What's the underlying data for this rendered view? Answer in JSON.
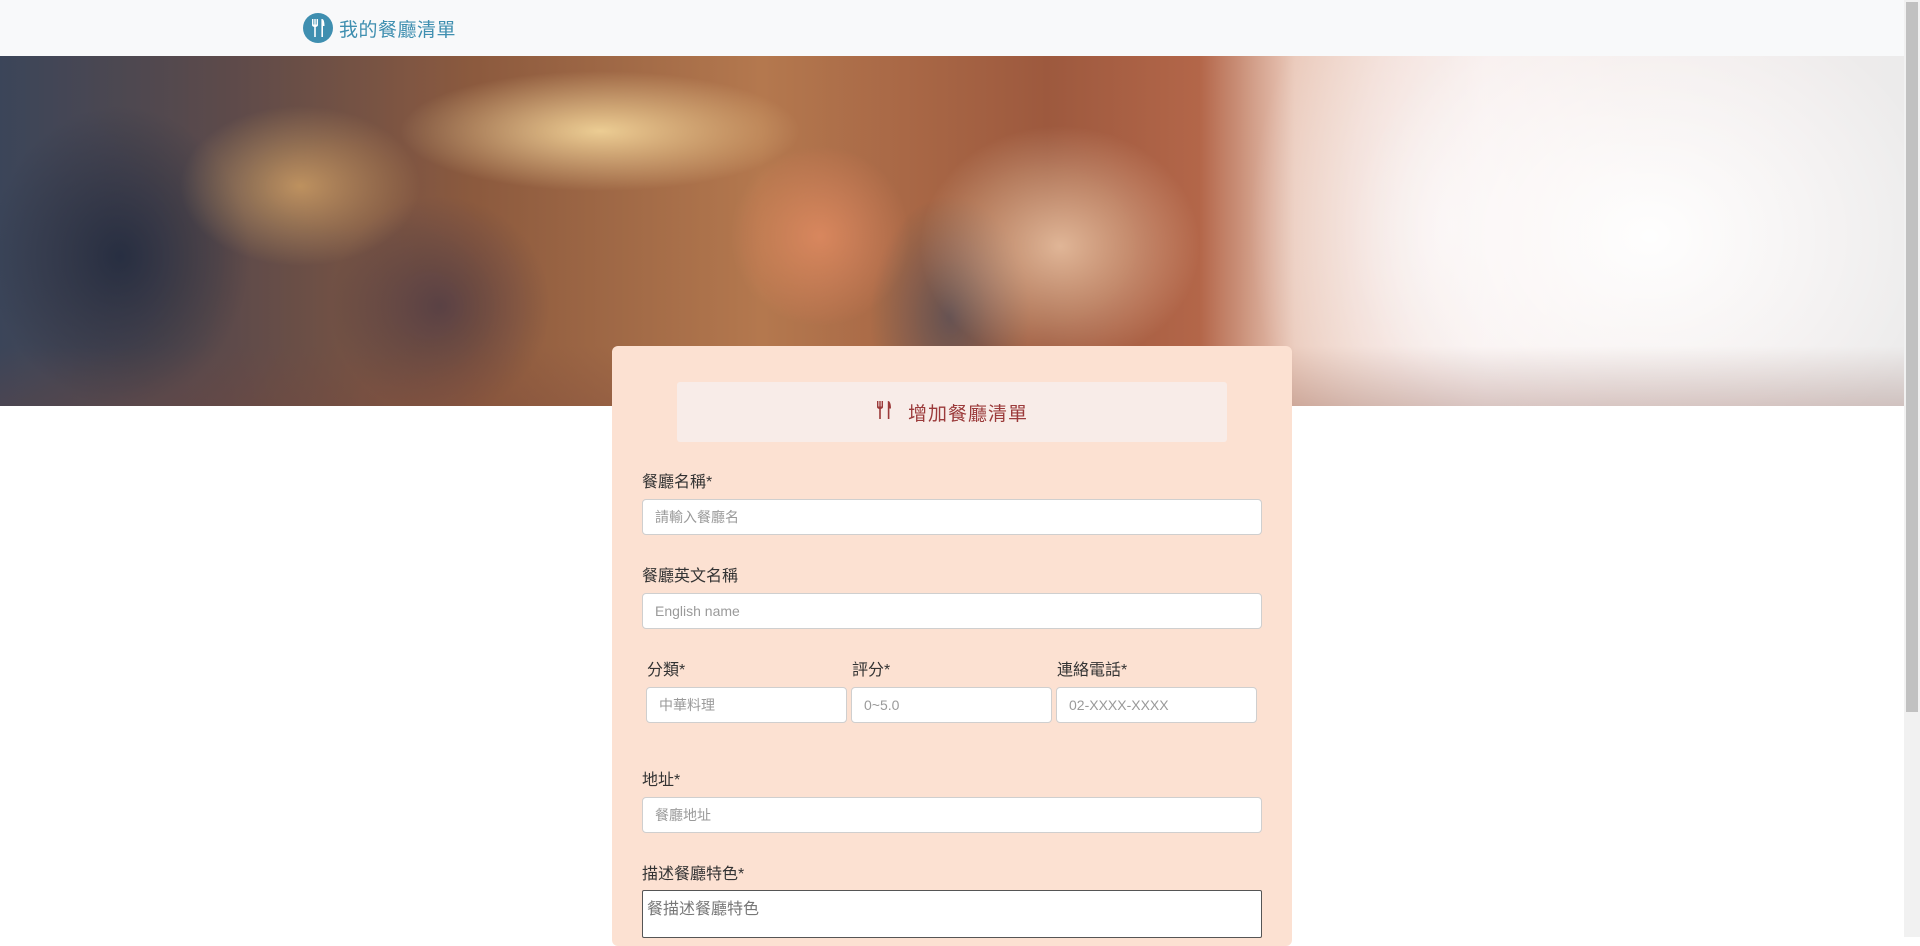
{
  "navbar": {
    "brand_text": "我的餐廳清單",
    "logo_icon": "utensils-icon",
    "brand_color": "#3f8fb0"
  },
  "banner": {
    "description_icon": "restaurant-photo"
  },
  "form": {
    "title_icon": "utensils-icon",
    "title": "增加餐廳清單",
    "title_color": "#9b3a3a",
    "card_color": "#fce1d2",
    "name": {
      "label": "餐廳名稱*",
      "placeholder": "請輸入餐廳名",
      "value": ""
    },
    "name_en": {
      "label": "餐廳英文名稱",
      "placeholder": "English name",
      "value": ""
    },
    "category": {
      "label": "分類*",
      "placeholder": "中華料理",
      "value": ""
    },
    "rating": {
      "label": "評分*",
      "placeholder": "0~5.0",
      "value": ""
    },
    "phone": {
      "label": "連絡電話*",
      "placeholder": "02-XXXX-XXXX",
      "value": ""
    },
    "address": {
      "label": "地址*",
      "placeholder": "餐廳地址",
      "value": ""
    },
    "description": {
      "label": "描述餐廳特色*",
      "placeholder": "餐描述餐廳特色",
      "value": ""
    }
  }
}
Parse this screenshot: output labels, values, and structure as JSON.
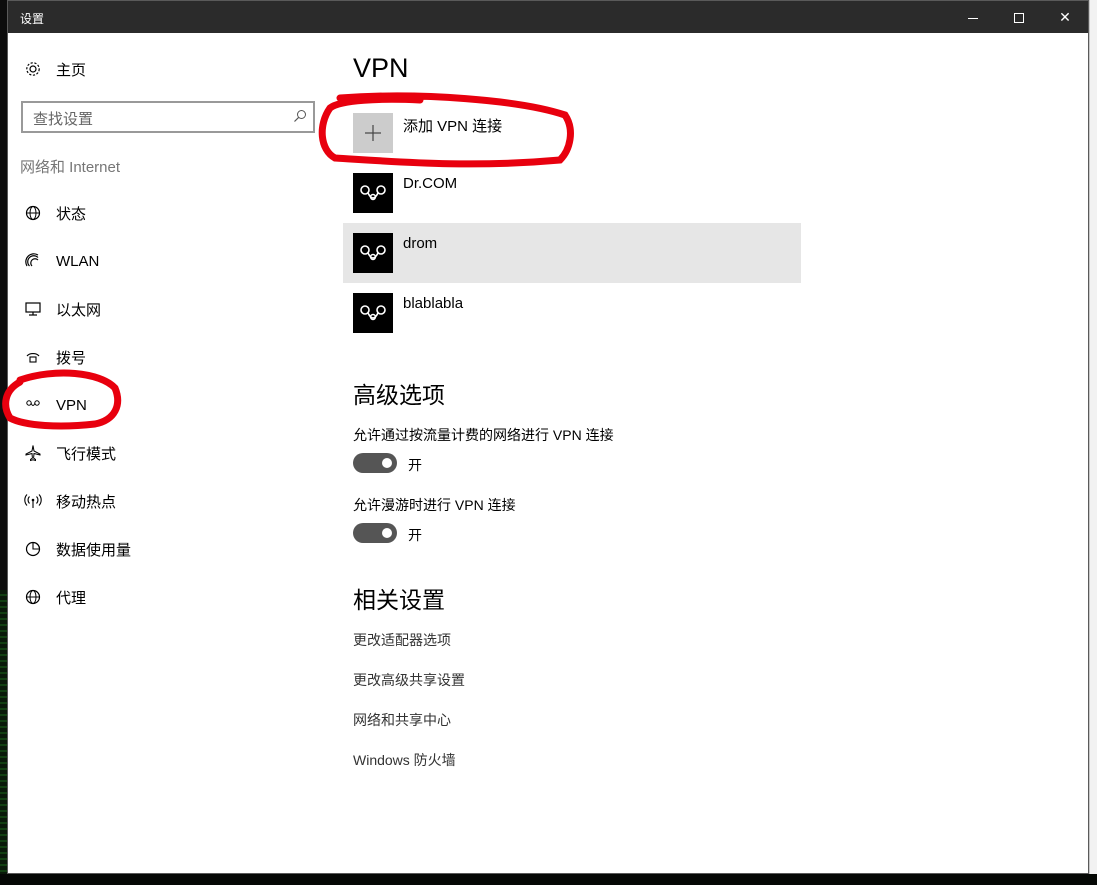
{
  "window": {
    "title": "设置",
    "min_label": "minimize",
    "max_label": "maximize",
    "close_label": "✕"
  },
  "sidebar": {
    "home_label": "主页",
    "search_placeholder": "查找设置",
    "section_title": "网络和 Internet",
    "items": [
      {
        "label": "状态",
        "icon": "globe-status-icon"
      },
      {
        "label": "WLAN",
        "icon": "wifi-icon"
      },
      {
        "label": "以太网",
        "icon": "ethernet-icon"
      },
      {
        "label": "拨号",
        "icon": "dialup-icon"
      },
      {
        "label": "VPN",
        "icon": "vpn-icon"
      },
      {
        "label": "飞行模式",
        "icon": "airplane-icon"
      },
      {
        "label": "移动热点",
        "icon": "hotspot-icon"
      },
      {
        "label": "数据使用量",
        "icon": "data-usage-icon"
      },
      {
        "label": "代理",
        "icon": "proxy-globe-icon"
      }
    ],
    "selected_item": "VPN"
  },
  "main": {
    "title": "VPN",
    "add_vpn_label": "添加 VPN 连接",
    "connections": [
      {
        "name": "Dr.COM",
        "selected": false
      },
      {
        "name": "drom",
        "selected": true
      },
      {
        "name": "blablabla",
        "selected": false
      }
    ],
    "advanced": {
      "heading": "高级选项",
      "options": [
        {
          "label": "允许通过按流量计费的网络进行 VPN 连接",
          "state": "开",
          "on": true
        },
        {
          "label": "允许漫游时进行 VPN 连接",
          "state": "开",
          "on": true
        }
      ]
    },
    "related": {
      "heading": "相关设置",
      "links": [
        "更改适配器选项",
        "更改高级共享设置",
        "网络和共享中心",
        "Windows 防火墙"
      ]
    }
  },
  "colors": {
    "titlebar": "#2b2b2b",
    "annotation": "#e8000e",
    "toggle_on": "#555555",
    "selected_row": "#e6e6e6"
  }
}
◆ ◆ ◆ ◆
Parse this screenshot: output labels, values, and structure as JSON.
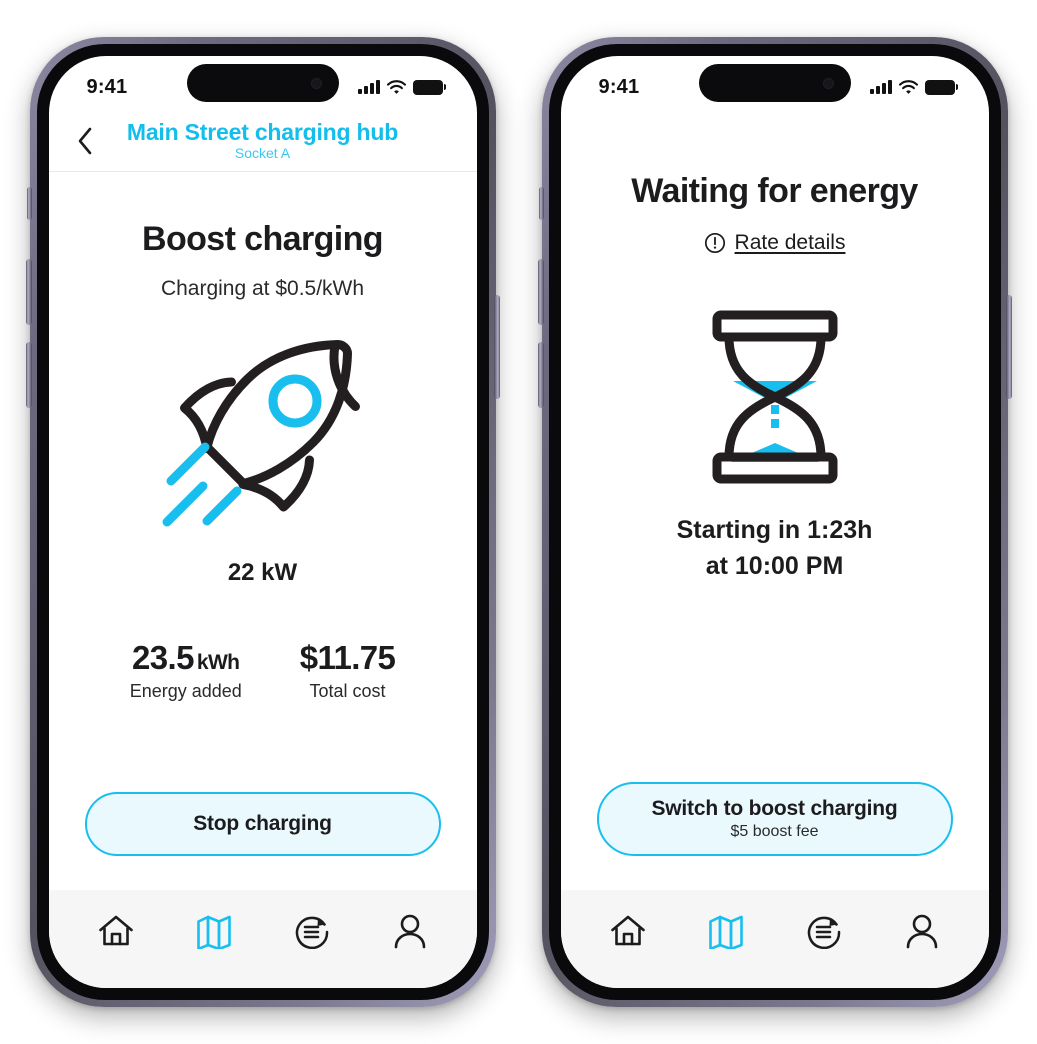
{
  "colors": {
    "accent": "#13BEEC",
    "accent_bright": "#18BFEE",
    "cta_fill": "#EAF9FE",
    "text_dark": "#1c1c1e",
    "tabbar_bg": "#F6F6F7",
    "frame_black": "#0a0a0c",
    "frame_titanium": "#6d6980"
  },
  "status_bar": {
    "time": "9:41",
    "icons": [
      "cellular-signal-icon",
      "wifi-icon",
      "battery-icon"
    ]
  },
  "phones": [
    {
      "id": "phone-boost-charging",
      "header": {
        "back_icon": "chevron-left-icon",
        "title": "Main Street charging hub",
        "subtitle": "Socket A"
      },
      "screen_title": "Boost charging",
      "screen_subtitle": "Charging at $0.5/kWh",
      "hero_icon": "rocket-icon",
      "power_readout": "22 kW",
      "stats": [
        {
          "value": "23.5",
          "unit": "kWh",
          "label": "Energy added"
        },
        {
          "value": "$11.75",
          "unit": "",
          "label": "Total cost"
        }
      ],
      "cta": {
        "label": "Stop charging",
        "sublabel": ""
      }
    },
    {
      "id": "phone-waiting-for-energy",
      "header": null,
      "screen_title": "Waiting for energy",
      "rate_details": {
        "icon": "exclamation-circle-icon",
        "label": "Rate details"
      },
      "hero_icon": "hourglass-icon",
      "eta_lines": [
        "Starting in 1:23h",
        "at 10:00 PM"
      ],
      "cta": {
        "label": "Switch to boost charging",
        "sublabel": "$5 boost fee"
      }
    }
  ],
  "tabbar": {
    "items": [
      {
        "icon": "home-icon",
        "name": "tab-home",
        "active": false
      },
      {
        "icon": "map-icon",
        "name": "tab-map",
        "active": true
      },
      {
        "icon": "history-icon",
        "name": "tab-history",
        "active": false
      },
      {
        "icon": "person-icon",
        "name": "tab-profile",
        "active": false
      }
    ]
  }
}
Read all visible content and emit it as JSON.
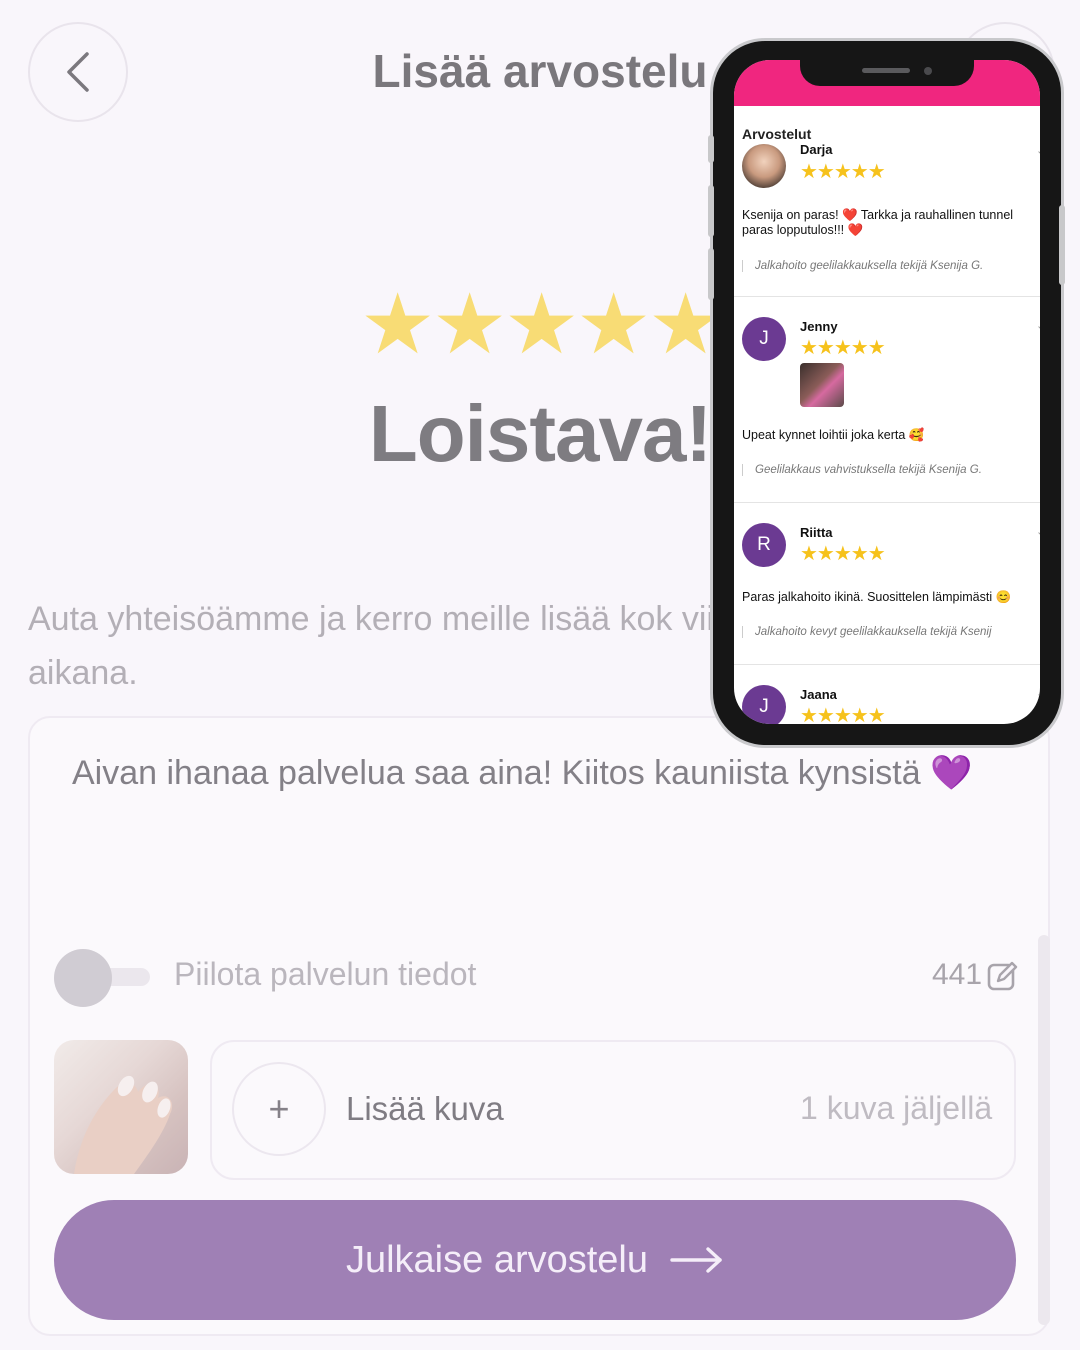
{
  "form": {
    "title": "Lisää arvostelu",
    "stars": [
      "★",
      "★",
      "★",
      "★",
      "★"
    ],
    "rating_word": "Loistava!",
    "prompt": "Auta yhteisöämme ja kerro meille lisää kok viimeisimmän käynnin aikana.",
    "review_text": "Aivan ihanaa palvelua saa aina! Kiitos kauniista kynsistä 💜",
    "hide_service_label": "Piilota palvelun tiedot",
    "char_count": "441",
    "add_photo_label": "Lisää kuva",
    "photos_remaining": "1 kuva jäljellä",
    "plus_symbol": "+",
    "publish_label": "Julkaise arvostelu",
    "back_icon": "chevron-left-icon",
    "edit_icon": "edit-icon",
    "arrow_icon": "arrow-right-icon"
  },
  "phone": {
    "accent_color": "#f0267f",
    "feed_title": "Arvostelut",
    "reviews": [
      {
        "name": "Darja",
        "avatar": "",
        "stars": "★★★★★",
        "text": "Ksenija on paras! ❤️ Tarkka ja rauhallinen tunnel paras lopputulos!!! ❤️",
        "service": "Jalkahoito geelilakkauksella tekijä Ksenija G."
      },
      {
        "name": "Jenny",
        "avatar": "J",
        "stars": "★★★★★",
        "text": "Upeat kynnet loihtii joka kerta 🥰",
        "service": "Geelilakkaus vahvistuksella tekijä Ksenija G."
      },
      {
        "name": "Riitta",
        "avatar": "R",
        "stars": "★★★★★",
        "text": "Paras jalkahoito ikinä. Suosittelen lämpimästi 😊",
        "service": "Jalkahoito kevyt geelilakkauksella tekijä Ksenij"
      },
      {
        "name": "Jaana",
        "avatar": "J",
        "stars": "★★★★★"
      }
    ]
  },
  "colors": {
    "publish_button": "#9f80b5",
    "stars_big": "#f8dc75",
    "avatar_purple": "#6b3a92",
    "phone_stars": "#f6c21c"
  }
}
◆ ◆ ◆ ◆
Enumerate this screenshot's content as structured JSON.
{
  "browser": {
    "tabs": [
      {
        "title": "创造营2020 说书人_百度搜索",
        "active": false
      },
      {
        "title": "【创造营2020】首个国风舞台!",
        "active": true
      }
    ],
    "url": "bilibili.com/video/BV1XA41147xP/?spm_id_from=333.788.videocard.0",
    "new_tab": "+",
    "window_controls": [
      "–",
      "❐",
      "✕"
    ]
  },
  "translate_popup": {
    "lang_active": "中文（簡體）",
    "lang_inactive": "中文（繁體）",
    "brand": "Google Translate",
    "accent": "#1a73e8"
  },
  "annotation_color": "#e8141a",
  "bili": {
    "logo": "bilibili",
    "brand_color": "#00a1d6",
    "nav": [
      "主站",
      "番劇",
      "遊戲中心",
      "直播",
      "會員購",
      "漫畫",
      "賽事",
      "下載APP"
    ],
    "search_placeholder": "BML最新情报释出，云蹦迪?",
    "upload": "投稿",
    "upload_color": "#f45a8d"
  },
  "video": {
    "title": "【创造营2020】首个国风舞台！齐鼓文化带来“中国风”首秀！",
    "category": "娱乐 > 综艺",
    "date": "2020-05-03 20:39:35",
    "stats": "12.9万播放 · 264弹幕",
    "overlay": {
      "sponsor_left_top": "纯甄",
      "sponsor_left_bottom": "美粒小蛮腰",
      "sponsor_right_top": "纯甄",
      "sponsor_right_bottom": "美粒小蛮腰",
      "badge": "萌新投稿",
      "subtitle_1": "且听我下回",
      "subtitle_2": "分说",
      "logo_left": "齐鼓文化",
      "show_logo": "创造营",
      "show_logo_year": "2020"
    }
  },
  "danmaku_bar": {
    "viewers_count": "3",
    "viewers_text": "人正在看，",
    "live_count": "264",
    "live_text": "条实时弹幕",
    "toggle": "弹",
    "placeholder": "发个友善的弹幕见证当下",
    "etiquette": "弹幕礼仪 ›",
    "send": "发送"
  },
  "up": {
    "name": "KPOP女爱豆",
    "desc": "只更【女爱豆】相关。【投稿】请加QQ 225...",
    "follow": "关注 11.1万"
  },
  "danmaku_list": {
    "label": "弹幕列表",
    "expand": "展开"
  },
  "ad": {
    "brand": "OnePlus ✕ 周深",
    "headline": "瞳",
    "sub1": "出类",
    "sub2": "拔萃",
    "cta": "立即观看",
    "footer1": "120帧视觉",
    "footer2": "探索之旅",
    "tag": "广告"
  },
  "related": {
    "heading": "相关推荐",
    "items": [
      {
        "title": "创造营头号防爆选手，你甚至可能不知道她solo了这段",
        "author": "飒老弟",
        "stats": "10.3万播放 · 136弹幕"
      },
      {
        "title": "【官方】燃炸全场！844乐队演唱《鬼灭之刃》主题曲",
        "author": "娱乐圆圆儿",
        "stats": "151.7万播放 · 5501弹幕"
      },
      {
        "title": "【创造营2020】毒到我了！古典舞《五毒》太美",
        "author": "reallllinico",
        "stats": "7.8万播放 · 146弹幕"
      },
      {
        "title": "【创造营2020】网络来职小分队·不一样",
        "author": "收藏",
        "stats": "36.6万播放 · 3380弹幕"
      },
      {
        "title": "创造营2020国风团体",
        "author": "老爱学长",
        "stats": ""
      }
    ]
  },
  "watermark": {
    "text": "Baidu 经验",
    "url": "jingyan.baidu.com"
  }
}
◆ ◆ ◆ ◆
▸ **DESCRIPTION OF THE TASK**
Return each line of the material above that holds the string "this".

▸ **EXPECTED OUTPUT**
What's the underlying data for this rendered view? Answer in JSON.
Parse this screenshot: output labels, values, and structure as JSON.
Parse this screenshot: output labels, values, and structure as JSON.
Enumerate this screenshot's content as structured JSON.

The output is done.